There’s the relaxation that can only happen after tension, and the sense of accomplishment, and the realization—that only set in sometime after the show when the three producers of Three Legged Race were alone in the theater finishing clean-up—that after all of the breaks both lucky and unlucky that happened, we made it.

Unicorn City was, by far, the biggest and hardest theater production I’ve been involved in. The learning that happened was correspondingly sizable. I wouldn’t trade it for the world.

Today happens to be a beautiful fall day in Chicago. I will enjoy it immensely: The lakefront beckons, and no doubt other parts of the city will as well.

And then… it all begins again.

The Glorious History of Aathenaar

In support of Unicorn City, one of the projects I’ve been working on is The Glorious History of Aathenaar. It technically falls under the marketing that we’ve been doing although really it’s more the equivalent of a DVD extra.

It tells the history of Aathenaar, the village where Unicorn City is set. Or at least, a sort of history. It was commissioned by the Baron, you see, so it’s more a mix of history and propaganda, with some mythology thrown in.

I’m pleased to report that it’s something I’m quite proud of. On one hand, I think it succeeds as a piece of entertainment in its own right—there are plenty of passages that made me giggle as I wrote them, at least, which is the best standard I currently have. Most of the characters from the play show up in the history as well, and I’m pleased with the insight that you get into them, despite the filter of propaganda.

It was also a big project, much bigger than I realized when I started (18 parts totaling almost 10,000 words) that came off pretty much as planned, which is nice. It has 18 parts because that’s how many rehearsals were originally planned; my thinking was that I would write and post a new section before each rehearsal. That’s reasonably close to what happened.

I started with a pretty clear outline of what era of history would be included in each section, which worked well. I only had to abandon a few at the last minute because they weren’t working, and for each of them I found another idea without too much problem.

I’m pleased enough with it that I’ve got it in my mind to use the background and mythology as a base for another project.

Of course, there is the small matter of finishing the current one first.
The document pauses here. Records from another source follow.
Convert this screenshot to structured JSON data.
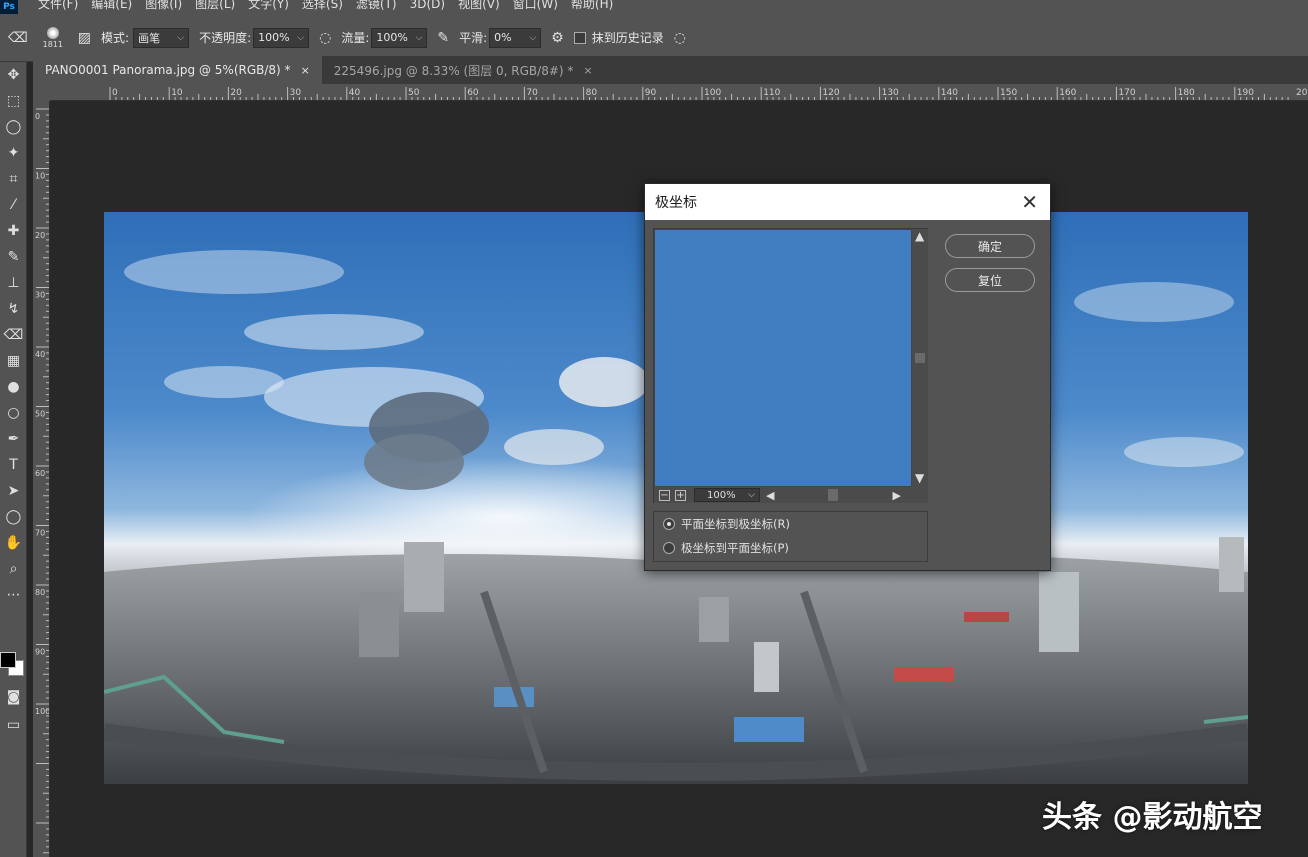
{
  "menu": {
    "logo": "Ps",
    "items": [
      "文件(F)",
      "编辑(E)",
      "图像(I)",
      "图层(L)",
      "文字(Y)",
      "选择(S)",
      "滤镜(T)",
      "3D(D)",
      "视图(V)",
      "窗口(W)",
      "帮助(H)"
    ]
  },
  "options": {
    "brush_size": "1811",
    "mode_label": "模式:",
    "mode_value": "画笔",
    "opacity_label": "不透明度:",
    "opacity_value": "100%",
    "flow_label": "流量:",
    "flow_value": "100%",
    "smooth_label": "平滑:",
    "smooth_value": "0%",
    "erase_history_label": "抹到历史记录"
  },
  "tabs": [
    {
      "label": "PANO0001 Panorama.jpg @ 5%(RGB/8) *",
      "close": "×"
    },
    {
      "label": "225496.jpg @ 8.33% (图层 0, RGB/8#) *",
      "close": "×"
    }
  ],
  "ruler": {
    "h_ticks": [
      "0",
      "10",
      "20",
      "30",
      "40",
      "50",
      "60",
      "70",
      "80",
      "90",
      "100",
      "110",
      "120",
      "130",
      "140",
      "150",
      "160",
      "170",
      "180",
      "190",
      "200"
    ],
    "v_ticks": [
      "0",
      "1 0",
      "2 0",
      "3 0",
      "4 0",
      "5 0",
      "6 0",
      "7 0",
      "8 0",
      "9 0",
      "1 0 0"
    ]
  },
  "dialog": {
    "title": "极坐标",
    "close": "✕",
    "ok_label": "确定",
    "reset_label": "复位",
    "zoom_value": "100%",
    "zoom_minus": "−",
    "zoom_plus": "+",
    "option_rect_to_polar": "平面坐标到极坐标(R)",
    "option_polar_to_rect": "极坐标到平面坐标(P)",
    "selected_option": "rect_to_polar"
  },
  "watermark": {
    "text": "头条 @影动航空"
  },
  "colors": {
    "app_bg": "#282828",
    "panel": "#535353",
    "preview_blue": "#3f7cc0"
  }
}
Unicorn City opens tomorrow! Apollo Theater Studio, 2540 N. Lincoln, Chicago, 10:30 p.m. Fridays through November 19.  Hope you can come, and regardless, hope you find The Glorious History of Aathenaar entertaining.